- Tammy Duckworth: Biden’s possible number two becomes public enemy one
- Woolwoths-owned venues fined for giving gamblers free alcohol
- 5G misinformation is spreading within our government – how did this happen?
- The dark side of Australia’s cashless society
- I have a foolproof way to identify fake news, I call it the “Dave Test”
Have you even heard the term?
Many potentially wont have.
Last week in Sydney, I attended the 2014 Voiceless Animal Law Lecture Series, which this year explores the rise of infamous “ag-gag” laws – uber-Draconian measures that seek to criminalise the exposure of industrialised animal cruelty by activists.
Or “eco-terrorists”, as the US government now refers to them.
These Orwellian edicts are a sign of the US agriculture industry’s growing financial and political might. More worrying is the fact that several Australian politicians are advocating the introduction of such measures here.
In February this year, activists in the US released abhorrent footage of cows being physically and sexually abused by workers on a dairy farm in Idaho. In response, the state legislature didn’t toughen animal cruelty laws. Instead, it passed a law making it a crime for anyone to covertly film inside agricultural facilities.
And these laws aren’t limited to covert surveillance operations conducted on site. The first ag-gag prosecution saw a 25-year-old Utah woman charged for filming a sick cow being pushed by a bulldozer outside a slaughterhouse…all while she was standing on public property!

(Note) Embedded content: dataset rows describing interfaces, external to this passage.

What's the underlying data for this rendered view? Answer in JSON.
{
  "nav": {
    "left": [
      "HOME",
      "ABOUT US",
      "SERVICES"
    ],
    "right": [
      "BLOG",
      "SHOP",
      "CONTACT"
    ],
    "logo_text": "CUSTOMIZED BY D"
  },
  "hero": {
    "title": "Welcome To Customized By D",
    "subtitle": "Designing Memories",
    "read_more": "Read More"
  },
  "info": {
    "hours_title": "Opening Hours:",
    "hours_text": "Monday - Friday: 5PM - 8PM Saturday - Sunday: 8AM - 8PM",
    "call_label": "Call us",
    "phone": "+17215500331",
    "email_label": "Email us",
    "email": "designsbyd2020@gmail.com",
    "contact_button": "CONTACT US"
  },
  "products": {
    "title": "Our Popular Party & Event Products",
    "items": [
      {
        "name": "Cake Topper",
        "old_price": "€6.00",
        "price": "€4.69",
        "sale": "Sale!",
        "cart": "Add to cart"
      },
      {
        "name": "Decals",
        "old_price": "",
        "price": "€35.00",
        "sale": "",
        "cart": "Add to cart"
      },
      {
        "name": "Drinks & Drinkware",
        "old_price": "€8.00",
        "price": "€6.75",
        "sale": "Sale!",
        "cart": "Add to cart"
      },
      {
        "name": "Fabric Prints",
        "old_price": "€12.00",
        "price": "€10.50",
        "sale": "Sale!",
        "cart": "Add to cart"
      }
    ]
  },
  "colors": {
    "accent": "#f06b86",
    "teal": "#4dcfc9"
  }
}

The motivation behind the industry’s push for such laws is clear. Put simply, its profits depend upon consumers remaining in the dark, because when consumers see what goes on inside factory farms, they respond by buying less meat and dairy.
Whether it be commercial agricultural operations, Wall St, NSW politics, or Manus Island, transparency is essential. It’s not just a deterrent to corruption and other legal infringements, it also holds national and industry leaders accountable and bolsters public confidence. If we seek to stifle such transparency, and gag or criminalise those who oppose us, we walk a very slippery slope, jeopardising the very democratic ideals we hold so dear.
And yet, NSW Minister for Primary Industries Katrina Hodgkinson has alarmingly described undercover animal activists as being “akin to terrorists”.
I must confess that I’ve never heard of a terrorist who kills no one and seeks only to document illegal activities so as to hold an industry accountable and keep the public informed.
However, if that’s the case, I can only hope to be such a “terrorist” one day.